If a taxpayer engages in a like-kind exchange with a related party, the taxpayer qualifies for gain deferral under IRC Section 1031 only if the related party holds the property that it acquired from the taxpayer for at least two years. In Teruya Brothers, Ltd. v. Commissioner, the taxpayer unsuccessfully attempted to use a qualified intermediary to make an end run around this rule. Most exchanges are completed through qualified intermediaries because the use of an intermediary allows a taxpayer to sell his current property and have the intermediary hold the funds for a short period of time while he locates a replacement property to purchase.

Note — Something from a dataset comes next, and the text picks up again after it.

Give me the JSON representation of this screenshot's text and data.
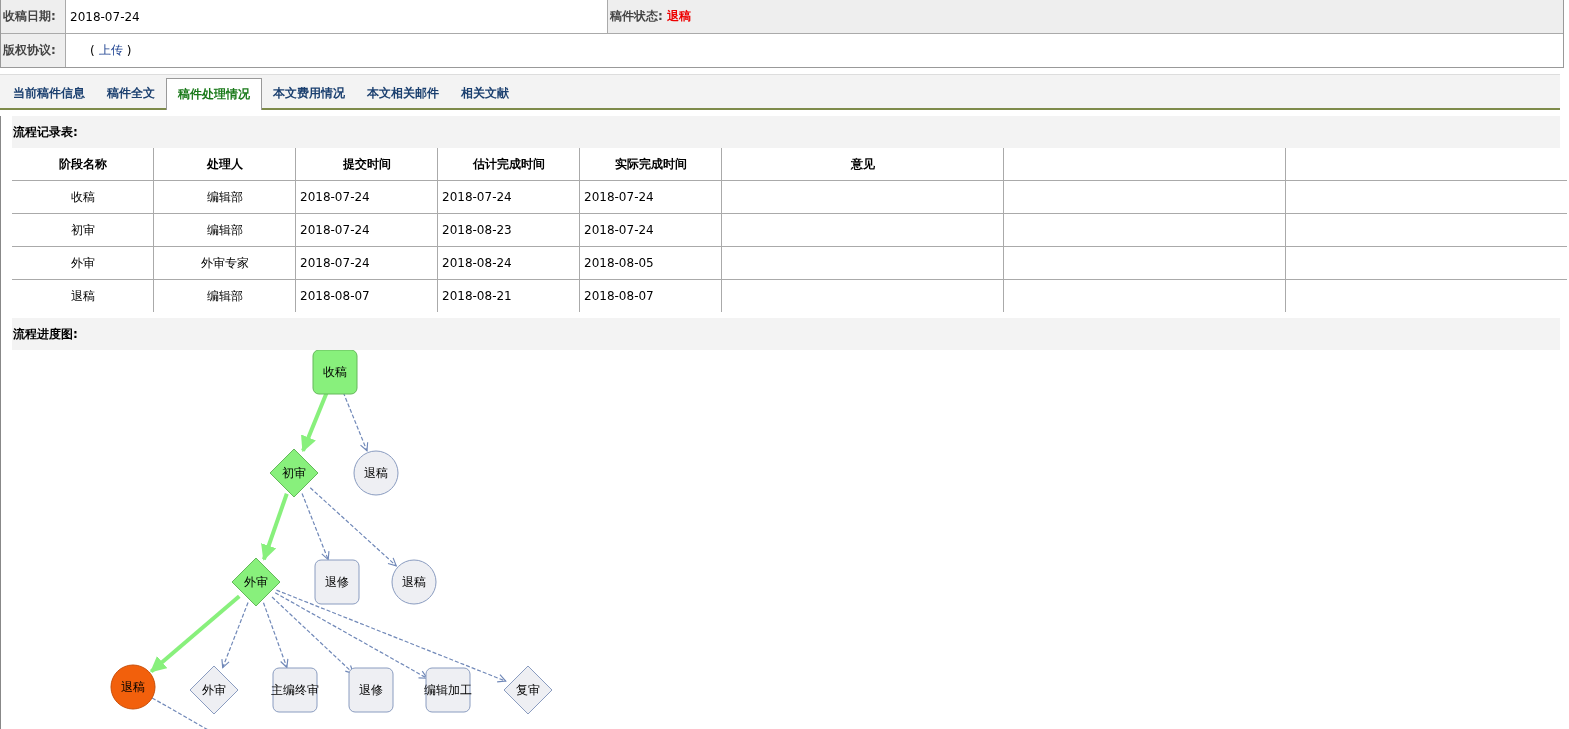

In this case, the taxpayer transferred property to an intermediary which sold it to an unrelated third party. At the taxpayer’s direction, the intermediary used the resulting funds to purchase a replacement property from a party related to the taxpayer (“Times”). If the taxpayer had instead transferred its property to Times in exchange for Times’ property, Times’ sale of the taxpayer’s property within two years would have disqualified the transaction from Section 1031 tax free treatment. The Tax Court held, and the Court of Appeals for the Ninth Circuit agreed, that the taxpayer cannot change this result by running its transactions through a qualified intermediary. Times did not hold the taxpayer’s exchanged property for two years (or at all for that matter) so the transaction ran afoul of the related party rule.